Items from a data source
-------
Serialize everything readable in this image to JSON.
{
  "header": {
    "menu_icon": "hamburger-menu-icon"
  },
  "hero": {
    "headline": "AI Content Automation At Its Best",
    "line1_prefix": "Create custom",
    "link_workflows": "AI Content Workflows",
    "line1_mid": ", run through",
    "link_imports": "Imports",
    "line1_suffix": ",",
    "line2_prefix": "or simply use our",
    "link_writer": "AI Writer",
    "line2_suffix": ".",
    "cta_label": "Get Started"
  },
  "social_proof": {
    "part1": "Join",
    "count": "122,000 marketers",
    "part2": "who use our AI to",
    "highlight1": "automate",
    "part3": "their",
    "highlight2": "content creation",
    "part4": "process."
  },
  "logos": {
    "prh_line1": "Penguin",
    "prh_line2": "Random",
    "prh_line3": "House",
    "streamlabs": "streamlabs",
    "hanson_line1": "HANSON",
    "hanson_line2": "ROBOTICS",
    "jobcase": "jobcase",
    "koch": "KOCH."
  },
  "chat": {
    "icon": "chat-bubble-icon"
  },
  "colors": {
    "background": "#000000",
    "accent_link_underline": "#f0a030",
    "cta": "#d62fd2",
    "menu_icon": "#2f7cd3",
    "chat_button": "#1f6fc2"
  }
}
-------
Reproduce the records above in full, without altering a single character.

Serialize everything readable in this image to JSON.
{
  "header": {
    "menu_icon": "hamburger-menu-icon"
  },
  "hero": {
    "headline": "AI Content Automation At Its Best",
    "line1_prefix": "Create custom",
    "link_workflows": "AI Content Workflows",
    "line1_mid": ", run through",
    "link_imports": "Imports",
    "line1_suffix": ",",
    "line2_prefix": "or simply use our",
    "link_writer": "AI Writer",
    "line2_suffix": ".",
    "cta_label": "Get Started"
  },
  "social_proof": {
    "part1": "Join",
    "count": "122,000 marketers",
    "part2": "who use our AI to",
    "highlight1": "automate",
    "part3": "their",
    "highlight2": "content creation",
    "part4": "process."
  },
  "logos": {
    "prh_line1": "Penguin",
    "prh_line2": "Random",
    "prh_line3": "House",
    "streamlabs": "streamlabs",
    "hanson_line1": "HANSON",
    "hanson_line2": "ROBOTICS",
    "jobcase": "jobcase",
    "koch": "KOCH."
  },
  "chat": {
    "icon": "chat-bubble-icon"
  },
  "colors": {
    "background": "#000000",
    "accent_link_underline": "#f0a030",
    "cta": "#d62fd2",
    "menu_icon": "#2f7cd3",
    "chat_button": "#1f6fc2"
  }
}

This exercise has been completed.